jose luis fernandez diaz wrote:

> Hi,

>

> My OS is:

>

> cronos:jdiaz:tmp>uname -a

> HP-UX cronos B.11.11 U 9000/800 820960681 unlimited-user license

>

>

> I compile in 64-bits mode the program below:

>

> cronos:jdiaz:tmp>cat kk.C

> #include <iostream.h>
#include <iostream> // No ".h" extension.

> #include <limits>

>

> int main()

> {
using namespace std;

> long l_min = numeric_limits<long>::min();

> long l_max = numeric_limits<long>::max();

> double d_min = numeric_limits<double>::min();

> double d_max = numeric_limits<double>::max();

> cout << sizeof(long) << " " << sizeof(double) << endl;

> cout << l_min << " " << l_max << " " << d_min << " " << d_max <<

> endl;

>

>

> return 0;

> }

> cronos:jdiaz:tmp>a.out

> 8 8

> -9223372036854775808 9223372036854775807 2.22507e-308 1.79769e+308

>

>

>

> The double and long types have the same size, but the double limits

> are bigger. Can anyone explein this to me ?
Typically, some of the bits representing a double are interpreted as an
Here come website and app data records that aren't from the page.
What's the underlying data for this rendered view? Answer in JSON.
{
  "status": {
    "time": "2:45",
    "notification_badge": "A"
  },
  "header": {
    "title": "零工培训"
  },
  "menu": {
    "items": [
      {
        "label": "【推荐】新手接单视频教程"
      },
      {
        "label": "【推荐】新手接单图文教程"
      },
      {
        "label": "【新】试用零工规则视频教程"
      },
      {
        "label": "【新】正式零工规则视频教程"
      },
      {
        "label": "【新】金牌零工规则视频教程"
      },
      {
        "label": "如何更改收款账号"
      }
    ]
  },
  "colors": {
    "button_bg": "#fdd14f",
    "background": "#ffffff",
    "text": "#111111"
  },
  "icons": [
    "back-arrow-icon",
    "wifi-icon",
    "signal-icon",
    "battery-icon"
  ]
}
exponent, and the rest as a multiplier. Floating-point math results in

approximate results, whereas any operation closed over the field of

integers will give an exact result when applied to long int's (if we
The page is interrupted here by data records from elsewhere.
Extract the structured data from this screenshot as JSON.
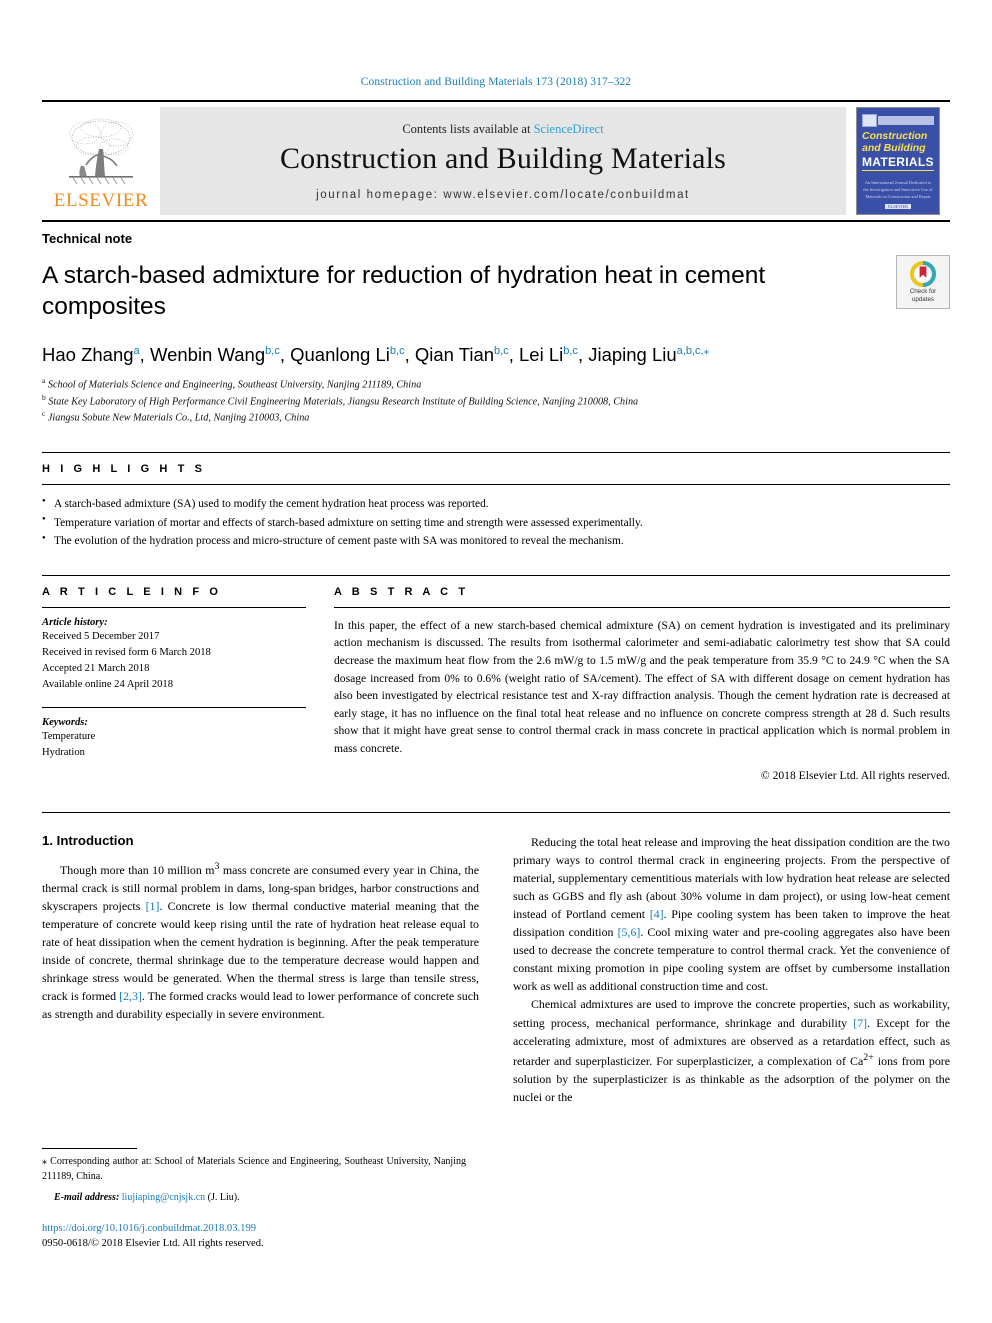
{
  "running_head": "Construction and Building Materials 173 (2018) 317–322",
  "masthead": {
    "publisher_name": "ELSEVIER",
    "contents_prefix": "Contents lists available at ",
    "contents_link": "ScienceDirect",
    "journal_title": "Construction and Building Materials",
    "homepage": "journal homepage: www.elsevier.com/locate/conbuildmat",
    "cover": {
      "line1": "Construction",
      "line2": "and Building",
      "line3": "MATERIALS",
      "subtitle": "An International Journal Dedicated to the Investigation and Innovative Use of Materials in Construction and Repair",
      "footer": "ELSEVIER"
    }
  },
  "article": {
    "kind": "Technical note",
    "title": "A starch-based admixture for reduction of hydration heat in cement composites",
    "crossmark_line1": "Check for",
    "crossmark_line2": "updates",
    "authors": [
      {
        "name": "Hao Zhang",
        "sup": "a",
        "sep": ", "
      },
      {
        "name": "Wenbin Wang",
        "sup": "b,c",
        "sep": ", "
      },
      {
        "name": "Quanlong Li",
        "sup": "b,c",
        "sep": ", "
      },
      {
        "name": "Qian Tian",
        "sup": "b,c",
        "sep": ", "
      },
      {
        "name": "Lei Li",
        "sup": "b,c",
        "sep": ", "
      },
      {
        "name": "Jiaping Liu",
        "sup": "a,b,c,*",
        "sep": ""
      }
    ],
    "affiliations": [
      {
        "marker": "a",
        "text": "School of Materials Science and Engineering, Southeast University, Nanjing 211189, China"
      },
      {
        "marker": "b",
        "text": "State Key Laboratory of High Performance Civil Engineering Materials, Jiangsu Research Institute of Building Science, Nanjing 210008, China"
      },
      {
        "marker": "c",
        "text": "Jiangsu Sobute New Materials Co., Ltd, Nanjing 210003, China"
      }
    ]
  },
  "highlights": {
    "label": "H I G H L I G H T S",
    "items": [
      "A starch-based admixture (SA) used to modify the cement hydration heat process was reported.",
      "Temperature variation of mortar and effects of starch-based admixture on setting time and strength were assessed experimentally.",
      "The evolution of the hydration process and micro-structure of cement paste with SA was monitored to reveal the mechanism."
    ]
  },
  "article_info": {
    "label": "A R T I C L E  I N F O",
    "history_label": "Article history:",
    "history": [
      "Received 5 December 2017",
      "Received in revised form 6 March 2018",
      "Accepted 21 March 2018",
      "Available online 24 April 2018"
    ],
    "keywords_label": "Keywords:",
    "keywords": [
      "Temperature",
      "Hydration"
    ]
  },
  "abstract": {
    "label": "A B S T R A C T",
    "text": "In this paper, the effect of a new starch-based chemical admixture (SA) on cement hydration is investigated and its preliminary action mechanism is discussed. The results from isothermal calorimeter and semi-adiabatic calorimetry test show that SA could decrease the maximum heat flow from the 2.6 mW/g to 1.5 mW/g and the peak temperature from 35.9 °C to 24.9 °C when the SA dosage increased from 0% to 0.6% (weight ratio of SA/cement). The effect of SA with different dosage on cement hydration has also been investigated by electrical resistance test and X-ray diffraction analysis. Though the cement hydration rate is decreased at early stage, it has no influence on the final total heat release and no influence on concrete compress strength at 28 d. Such results show that it might have great sense to control thermal crack in mass concrete in practical application which is normal problem in mass concrete.",
    "copyright": "© 2018 Elsevier Ltd. All rights reserved."
  },
  "body": {
    "section_title": "1. Introduction",
    "left_paragraphs": [
      "Though more than 10 million m³ mass concrete are consumed every year in China, the thermal crack is still normal problem in dams, long-span bridges, harbor constructions and skyscrapers projects [1]. Concrete is low thermal conductive material meaning that the temperature of concrete would keep rising until the rate of hydration heat release equal to rate of heat dissipation when the cement hydration is beginning. After the peak temperature inside of concrete, thermal shrinkage due to the temperature decrease would happen and shrinkage stress would be generated. When the thermal stress is large than tensile stress, crack is formed [2,3]. The formed cracks would lead to lower performance of concrete such as strength and durability especially in severe environment."
    ],
    "right_paragraphs": [
      "Reducing the total heat release and improving the heat dissipation condition are the two primary ways to control thermal crack in engineering projects. From the perspective of material, supplementary cementitious materials with low hydration heat release are selected such as GGBS and fly ash (about 30% volume in dam project), or using low-heat cement instead of Portland cement [4]. Pipe cooling system has been taken to improve the heat dissipation condition [5,6]. Cool mixing water and pre-cooling aggregates also have been used to decrease the concrete temperature to control thermal crack. Yet the convenience of constant mixing promotion in pipe cooling system are offset by cumbersome installation work as well as additional construction time and cost.",
      "Chemical admixtures are used to improve the concrete properties, such as workability, setting process, mechanical performance, shrinkage and durability [7]. Except for the accelerating admixture, most of admixtures are observed as a retardation effect, such as retarder and superplasticizer. For superplasticizer, a complexation of Ca²⁺ ions from pore solution by the superplasticizer is as thinkable as the adsorption of the polymer on the nuclei or the"
    ]
  },
  "footnote": {
    "corresponding": "⁎ Corresponding author at: School of Materials Science and Engineering, Southeast University, Nanjing 211189, China.",
    "email_label": "E-mail address:",
    "email": "liujiaping@cnjsjk.cn",
    "email_owner": "(J. Liu)."
  },
  "imprint": {
    "doi": "https://doi.org/10.1016/j.conbuildmat.2018.03.199",
    "issn": "0950-0618/© 2018 Elsevier Ltd. All rights reserved."
  },
  "colors": {
    "link": "#1a7bb9",
    "sciencedirect": "#2e9fd4",
    "elsevier_orange": "#f18b21",
    "masthead_bg": "#e6e6e6",
    "cover_blue": "#3a4fa8"
  }
}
discount {over,under}flow).

http://en.wikipedia.org/wiki/IEEE_fl...point_standard